→ **WHAT YOU ARE ASKED TO DO**
Where a line of the listing below includes the word "weight", reproduce that line.

→ **EXERCISE DATA**

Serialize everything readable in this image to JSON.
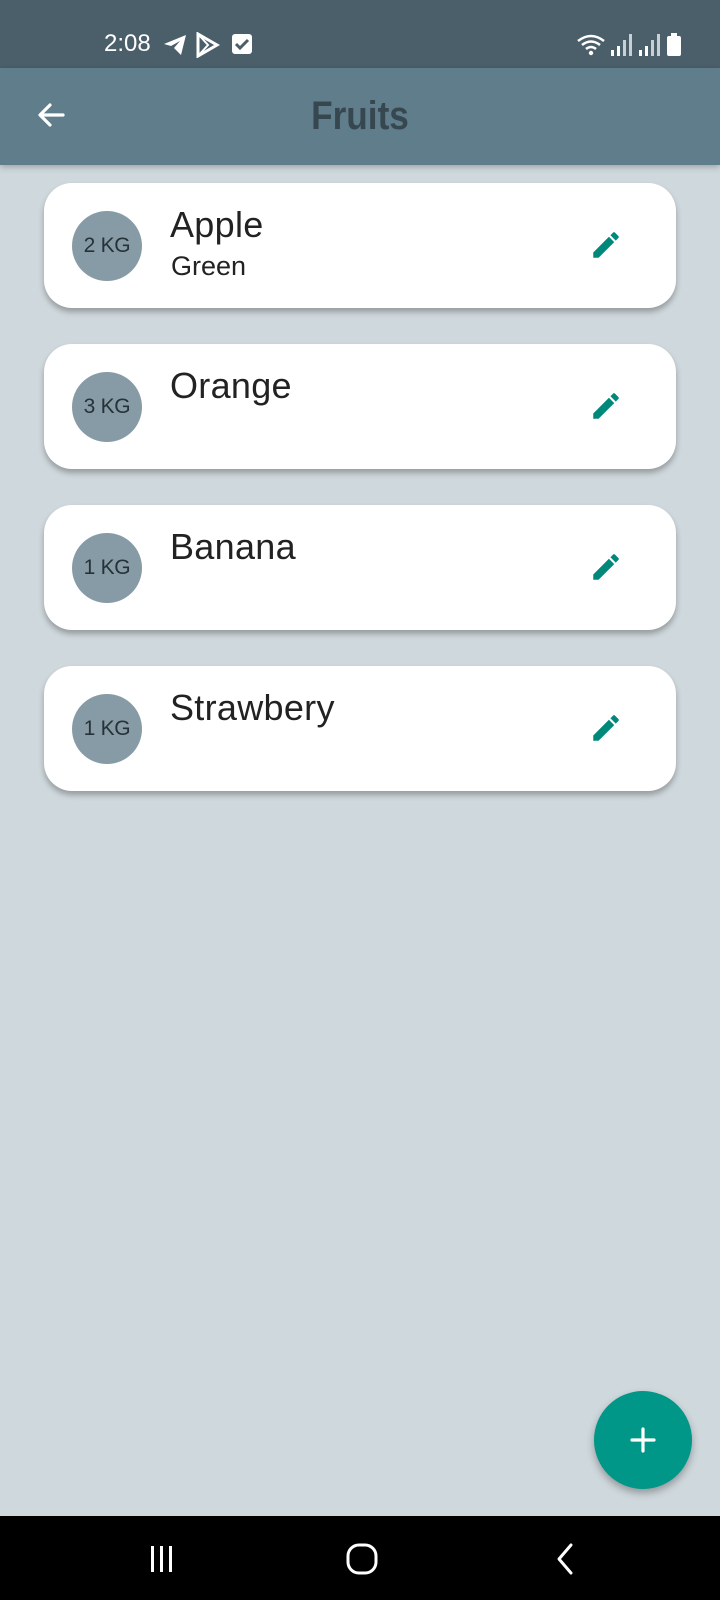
{
  "status_bar": {
    "time": "2:08",
    "icons": [
      "telegram-icon",
      "play-store-icon",
      "checkbox-icon",
      "wifi-icon",
      "signal-icon",
      "signal-icon",
      "battery-icon"
    ]
  },
  "app_bar": {
    "title": "Fruits",
    "back_icon": "arrow-back-icon"
  },
  "fruits": [
    {
      "name": "Apple",
      "subtitle": "Green",
      "weight": "2 KG"
    },
    {
      "name": "Orange",
      "subtitle": "",
      "weight": "3 KG"
    },
    {
      "name": "Banana",
      "subtitle": "",
      "weight": "1 KG"
    },
    {
      "name": "Strawbery",
      "subtitle": "",
      "weight": "1 KG"
    }
  ],
  "fab": {
    "icon": "plus-icon"
  },
  "nav_bar": {
    "icons": [
      "recents-icon",
      "home-icon",
      "back-icon"
    ]
  },
  "colors": {
    "status_bar": "#4b5f6b",
    "app_bar": "#607d8b",
    "title": "#37474f",
    "background": "#cfd8dd",
    "badge": "#879ba6",
    "accent": "#009688"
  }
}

→ **PROBLEM SOLUTION**
      "weight": "2 KG"
      "weight": "3 KG"
      "weight": "1 KG"
      "weight": "1 KG"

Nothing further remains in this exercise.